books in the morning

Up early this morning to catch the former first lady Laura Bush chat about her memoir. Surprisingly, there’s a limited number of the under 30 set here. I’ve never had the chance to come down for the Texas Book Fest (its ACL for books!) and was thrilled to see the number of tents put out. Now if only I can touch Alton Brown…

ACL Day 1 Recap

To say my ship came in for ACL weekend is..well really just a metaphor that has nothing to do with ACL. What it does tell you is that I got severely lucky in the realm of “free wristband” thanks to my wonderful wife’s connections and superb baby-care skills. I didn’t buy myself a wristband prior since I had decided to go to Lollapalooza instead.
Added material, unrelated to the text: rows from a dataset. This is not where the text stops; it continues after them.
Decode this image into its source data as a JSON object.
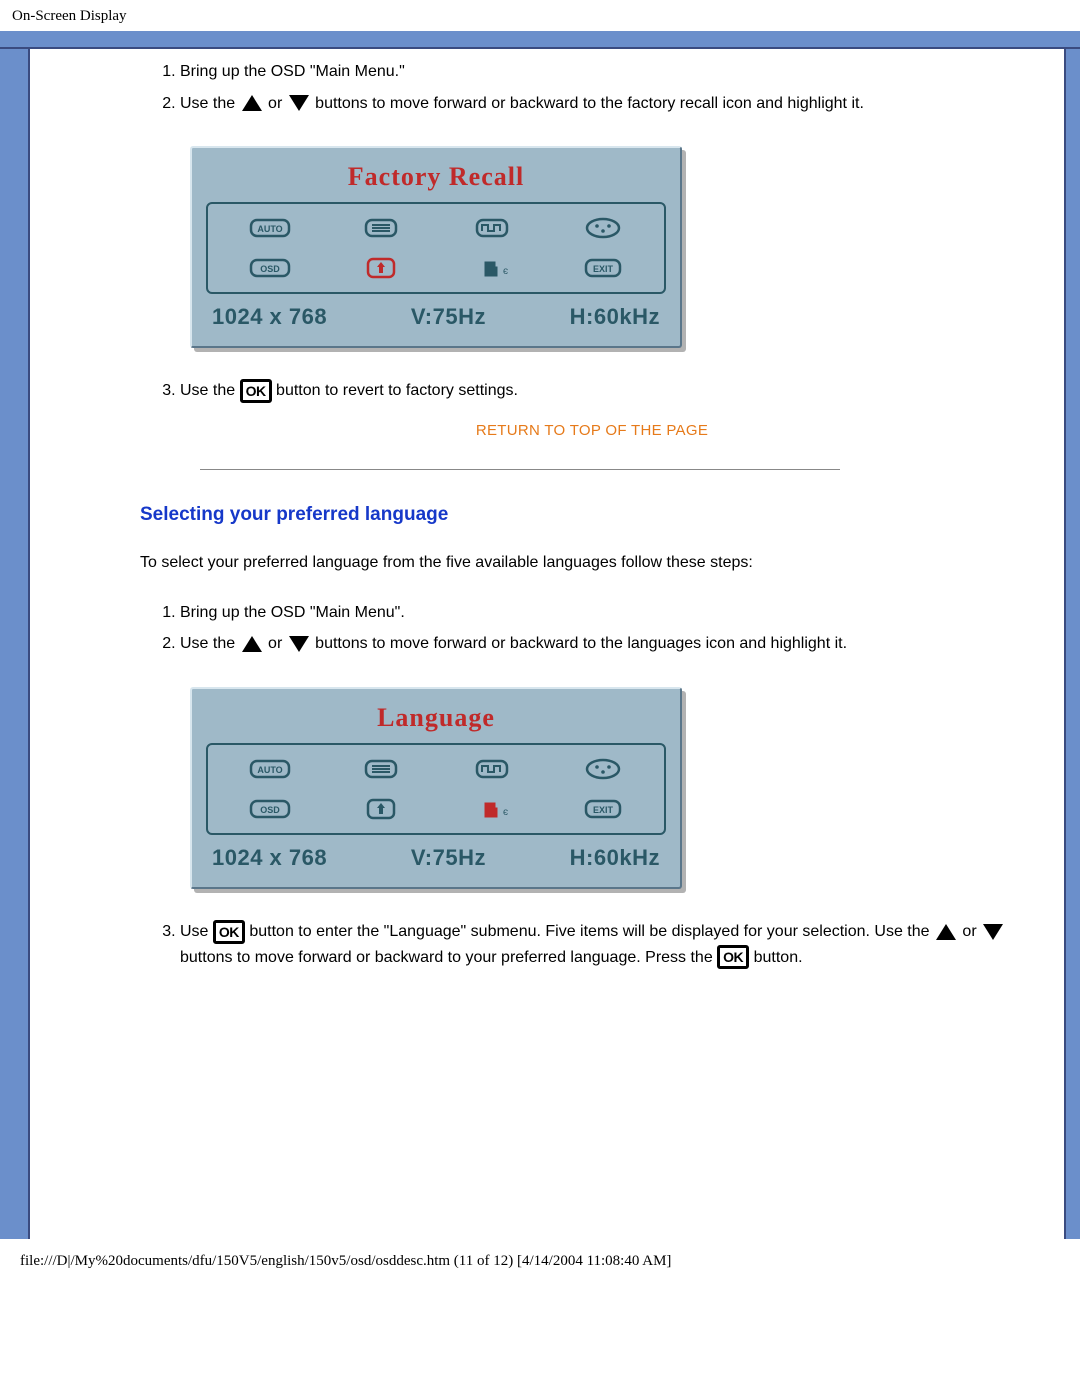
{
  "header": {
    "title": "On-Screen Display"
  },
  "section1": {
    "list": {
      "item1": "Bring up the OSD \"Main Menu.\"",
      "item2_a": "Use the ",
      "item2_b": " or ",
      "item2_c": " buttons to move forward or backward to the factory recall icon and highlight it.",
      "item3_a": "Use the ",
      "item3_b": " button to revert to factory settings."
    },
    "osd": {
      "title": "Factory Recall",
      "resolution": "1024 x 768",
      "vfreq": "V:75Hz",
      "hfreq": "H:60kHz",
      "highlight_index": 5
    }
  },
  "return_link": "RETURN TO TOP OF THE PAGE",
  "section2": {
    "heading": "Selecting your preferred language",
    "intro": "To select your preferred language from the five available languages follow these steps:",
    "list": {
      "item1": "Bring up the OSD \"Main Menu\".",
      "item2_a": "Use the ",
      "item2_b": " or ",
      "item2_c": " buttons to move forward or backward to the languages icon and highlight it.",
      "item3_a": "Use ",
      "item3_b": " button to enter the \"Language\" submenu. Five items will be displayed for your selection. Use the ",
      "item3_c": " or ",
      "item3_d": " buttons to move forward or backward to your preferred language. Press the ",
      "item3_e": " button."
    },
    "osd": {
      "title": "Language",
      "resolution": "1024 x 768",
      "vfreq": "V:75Hz",
      "hfreq": "H:60kHz",
      "highlight_index": 6
    }
  },
  "icons": {
    "ok_label": "OK",
    "row1": [
      "auto-icon",
      "menu-icon",
      "signal-icon",
      "color-icon"
    ],
    "row2": [
      "osd-icon",
      "recall-icon",
      "language-icon",
      "exit-icon"
    ],
    "labels": {
      "auto": "AUTO",
      "osd": "OSD",
      "exit": "EXIT"
    }
  },
  "footer": {
    "text": "file:///D|/My%20documents/dfu/150V5/english/150v5/osd/osddesc.htm (11 of 12) [4/14/2004 11:08:40 AM]"
  }
}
As much as I had tried to convince myself I did not want to go to ACL, I could not convince my heart that there weren’t bands there I truly wanted to see, even if I was sharing the experience with 100,000 other people.

So on Friday, I hightailed it down to the fest in the early afternoon in time to catch the Mountain Goats set.
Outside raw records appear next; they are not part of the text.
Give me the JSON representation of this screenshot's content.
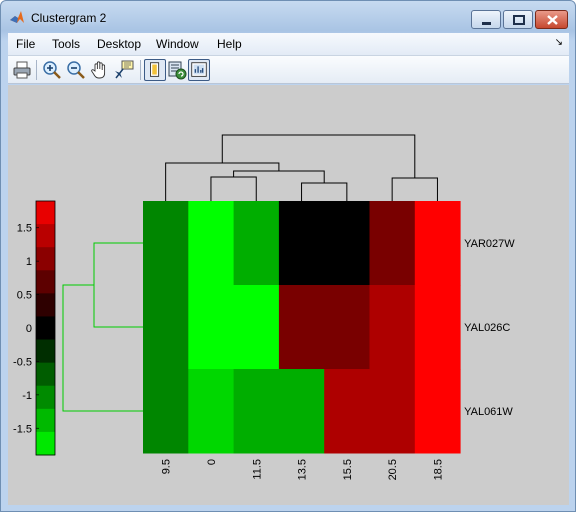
{
  "window": {
    "title": "Clustergram 2"
  },
  "menu": {
    "items": [
      "File",
      "Tools",
      "Desktop",
      "Window",
      "Help"
    ],
    "overflow_glyph": "↘"
  },
  "toolbar": {
    "buttons": [
      "print-icon",
      "zoom-in-icon",
      "zoom-out-icon",
      "pan-icon",
      "data-cursor-icon",
      "colorbar-icon",
      "legend-icon",
      "plot-tools-icon"
    ]
  },
  "colors": {
    "figure_bg": "#cccccc",
    "dendrogram_col": "#000000",
    "dendrogram_row": "#00cc00",
    "low": "#00ff00",
    "mid": "#000000",
    "high": "#ff0000"
  },
  "colorbar": {
    "tick_labels": [
      "1.5",
      "1",
      "0.5",
      "0",
      "-0.5",
      "-1",
      "-1.5"
    ],
    "tick_values": [
      1.5,
      1,
      0.5,
      0,
      -0.5,
      -1,
      -1.5
    ],
    "range": [
      -1.9,
      1.9
    ],
    "levels": 11
  },
  "chart_data": {
    "type": "heatmap",
    "columns": [
      "9.5",
      "0",
      "11.5",
      "13.5",
      "15.5",
      "20.5",
      "18.5"
    ],
    "rows": [
      "YAR027W",
      "YAL026C",
      "YAL061W"
    ],
    "values": [
      [
        -1.0,
        -1.9,
        -1.3,
        0.0,
        0.0,
        0.9,
        1.9
      ],
      [
        -1.0,
        -1.9,
        -1.9,
        0.9,
        0.9,
        1.3,
        1.9
      ],
      [
        -1.0,
        -1.6,
        -1.3,
        -1.3,
        1.3,
        1.3,
        1.9
      ]
    ],
    "color_range": [
      -1.9,
      1.9
    ],
    "colormap": [
      "#00ff00",
      "#000000",
      "#ff0000"
    ]
  }
}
Mountain Goats

I’ve been a lackluster Mountain Goats fan to say the least. I have a high appreciation for John Darnelle’s ability to write engaging stories about incredibly creepy things (like wanting to kill his wife) but that only translates to a very specific type of mood and copious amounts of whiskey. His most well known song to date has been This Year which he hit mid set with vigor. The crowd perked up and Darnelle reciprocated, providing bits of banter between songs and revving up his on stage antics.

Girls

I headed over to catch the Girls set which I was rather psyched for. Though I’m not a large proponent of the dreamy, beach pop, Girls caught me with Lust for Life and Hellhole Rat Race. Unfortunately they’re audio was abysmal low. I stuck around for a couple of songs but gave up after I just couldn’t take it anymore.

Pink Char

Lucky for me, Miike Snow was not experiencing anywhere near the same audio issues. I walked up and slid into the side of the crowd right at the start of Animal which the crowd went wild for. I slid further in as the Miike Snow crowd cleared out to setup a front right spot up against the fence for Beach House. From my vantage point I could hear the Black Keys set and got to witness a slightly drunk dude sit in this tiny chair for 30 minutes before crushing it to pieces.

Beach House

It’s been only recently that I’ve finally gotten tuned in to Beach House so I was psyched to see them up close and personal since I missed out on their sold out Spring show. Beach House did not disappoint, giving a slowly rising performance. What they lacked in audience banter they made up in pure layers of sound. Victoria Legrand sems to be moving towards a mix between Patti Smith & Karen O on stage antics between her black button down, longish hair and waving arms. I for one am all for active front women, the crazier the better. I left the show wishing I could swim into Beach’s sound.

Post Day 1 Glow

All in all, an easy approach to ACL Day 1. Added bonus, I picked up a new hat!

More on Day 2 and the Mayer Hawthorne after show as soon…

ACL Day Two/what else to do?

My luck came in! Waiting for Lissie to start up this beautiful Saturday morning. If you’re aching for some live music but don’t want to come down and buy a ticket off a hawker, head over to Cheer Up Charlies for Ditch the Fest. They’ll have some great local bands, including Yellow Fever, it’ll be easy to find parking and, most notably, its FREE!

Whatever you do, enjoy this wonderful Austin Saturday